Scientists around the world are taking it upon themselves to map the genes of COVID-19 victims, the fundamental necessity of tracking the deadly virus and trying to develop a vaccine. In New York, which has America's highest number of coronavirus patients, such a team is led by Dr. Adriana Heguy, director of NYU Langone Health's Genome Technology Center.
"A lot of scientists had the same idea, to put whatever skills we have to jump on the pandemic," she told InsideEdition.com. "This is very new, it's very contagious. We thought we just needed to jump on this boat."
Her center's New York genetic sequencing helped show that most of the city's COVID-19 victims were travelers who brought the virus from Europe, not Asia, where it originated. The center began genomic sequencing in mid-March, and their research was made public earlier this month.
It mirrored work done at Manhattan's Mount Sinai Icahn School of Medicine. The data appeared to show that New Yorkers had been walking around with the virus since at least February, before President Trump announced March 11 that European flights to the U.S. would be curtailed.
"We had a travel ban from China, but it took a while to have a travel ban from Europe," Heguy said.
She added that sharing such information is paramount to understanding how the virus mutates and where it comes from.
"When all of this started, and I realized there was going to be an avalanche of coronavirus in New York ... we realized that we had to take advantage of our skills as genomists," she said.
Genomists around the globe are using online databases such as Nextstrain.org and GISAID to share their findings. The latter contains more than 6,000 genetic maps from countries around the world, Heguy said.
Using DNA and RNA analyses to sequence genomes shows how the virus mutates, and how it changes as it spreads from one person to another.
"What they tell you is the evolution of the virus in genetic terms," Heguy explained. "Mutations of the virus that person X has is going to be different from mutations that person Y has."
Being able to track those mutations provides a blueprint for vaccine research. Though it is very early days in terms of developing an immunization form, such work can't begin without knowing how the virus evolves.
Heguy likens it to flu shots. Influenza vaccines change "every year and that is because the virus mutates. With this (coronavirus), it is very new" and its evolution remains to be seen.
But "if were not sequencing the mutations, then we're not prepared" to develop a vaccine, she said.
Yet even science in this pandemic is held hostage by social distancing. There are normally nine people working in Heguy's lab. These days, even though staff members are clad in protective gear, only two to three scientists are working at one time.
Instead, the staff is working staggered shifts at odd hours to painstakingly process coronvirus samples. Usually, their work entails tracking genomes in patients with cancer, cardiovascular disease and other infectious ailments.

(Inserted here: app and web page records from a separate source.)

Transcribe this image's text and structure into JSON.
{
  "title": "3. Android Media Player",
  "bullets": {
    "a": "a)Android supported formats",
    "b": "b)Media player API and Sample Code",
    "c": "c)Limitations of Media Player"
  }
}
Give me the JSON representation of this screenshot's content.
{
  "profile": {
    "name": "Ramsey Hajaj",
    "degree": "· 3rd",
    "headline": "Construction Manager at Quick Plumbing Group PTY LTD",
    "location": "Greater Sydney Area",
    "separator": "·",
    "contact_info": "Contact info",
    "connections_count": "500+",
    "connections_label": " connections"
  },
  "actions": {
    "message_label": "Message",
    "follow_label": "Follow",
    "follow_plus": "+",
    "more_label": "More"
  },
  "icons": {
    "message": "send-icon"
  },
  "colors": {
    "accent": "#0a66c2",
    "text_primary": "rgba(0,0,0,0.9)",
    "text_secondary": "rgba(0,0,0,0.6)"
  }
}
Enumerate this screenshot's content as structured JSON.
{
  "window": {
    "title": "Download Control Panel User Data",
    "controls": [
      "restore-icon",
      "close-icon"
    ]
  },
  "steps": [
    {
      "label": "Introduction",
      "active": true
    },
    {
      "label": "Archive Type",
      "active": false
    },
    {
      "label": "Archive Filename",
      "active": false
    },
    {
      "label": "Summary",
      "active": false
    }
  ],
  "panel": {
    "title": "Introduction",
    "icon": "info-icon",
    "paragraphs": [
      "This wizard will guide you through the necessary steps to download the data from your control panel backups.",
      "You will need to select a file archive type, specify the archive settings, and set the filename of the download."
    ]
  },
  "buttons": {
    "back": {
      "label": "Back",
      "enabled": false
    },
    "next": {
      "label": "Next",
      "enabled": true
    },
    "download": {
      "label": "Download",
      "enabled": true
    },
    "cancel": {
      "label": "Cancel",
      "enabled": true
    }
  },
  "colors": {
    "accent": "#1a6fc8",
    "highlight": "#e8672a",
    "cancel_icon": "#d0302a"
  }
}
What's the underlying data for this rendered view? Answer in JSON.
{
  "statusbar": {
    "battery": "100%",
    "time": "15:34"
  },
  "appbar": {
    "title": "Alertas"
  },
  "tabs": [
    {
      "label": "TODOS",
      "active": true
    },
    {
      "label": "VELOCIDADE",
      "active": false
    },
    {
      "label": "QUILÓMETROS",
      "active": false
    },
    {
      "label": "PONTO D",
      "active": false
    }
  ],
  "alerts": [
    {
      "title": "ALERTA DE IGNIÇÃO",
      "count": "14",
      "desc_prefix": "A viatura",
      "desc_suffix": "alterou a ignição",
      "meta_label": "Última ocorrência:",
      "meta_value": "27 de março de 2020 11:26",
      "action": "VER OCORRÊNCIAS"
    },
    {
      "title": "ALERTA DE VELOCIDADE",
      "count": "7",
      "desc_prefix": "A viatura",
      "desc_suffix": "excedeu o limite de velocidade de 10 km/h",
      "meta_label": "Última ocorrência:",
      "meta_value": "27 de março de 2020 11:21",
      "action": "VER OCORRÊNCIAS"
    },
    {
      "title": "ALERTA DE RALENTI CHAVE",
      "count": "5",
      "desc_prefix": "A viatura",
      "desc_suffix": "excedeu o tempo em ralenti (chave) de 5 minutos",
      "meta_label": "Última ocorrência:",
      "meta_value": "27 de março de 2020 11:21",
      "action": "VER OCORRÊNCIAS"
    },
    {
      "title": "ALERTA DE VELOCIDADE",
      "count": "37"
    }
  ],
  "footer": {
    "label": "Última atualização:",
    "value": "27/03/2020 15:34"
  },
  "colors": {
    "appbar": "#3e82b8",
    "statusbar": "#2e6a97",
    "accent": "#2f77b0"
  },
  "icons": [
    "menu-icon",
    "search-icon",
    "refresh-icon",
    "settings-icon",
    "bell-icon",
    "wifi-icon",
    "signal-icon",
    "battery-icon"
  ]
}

"We've dropped everything else," she said.
"Everything is surreal," she continued. She recalled a recent conversation with her son. "I told him it's like watching a science fiction movie. A bad science fiction movie, where you're saying 'This could never happen!'''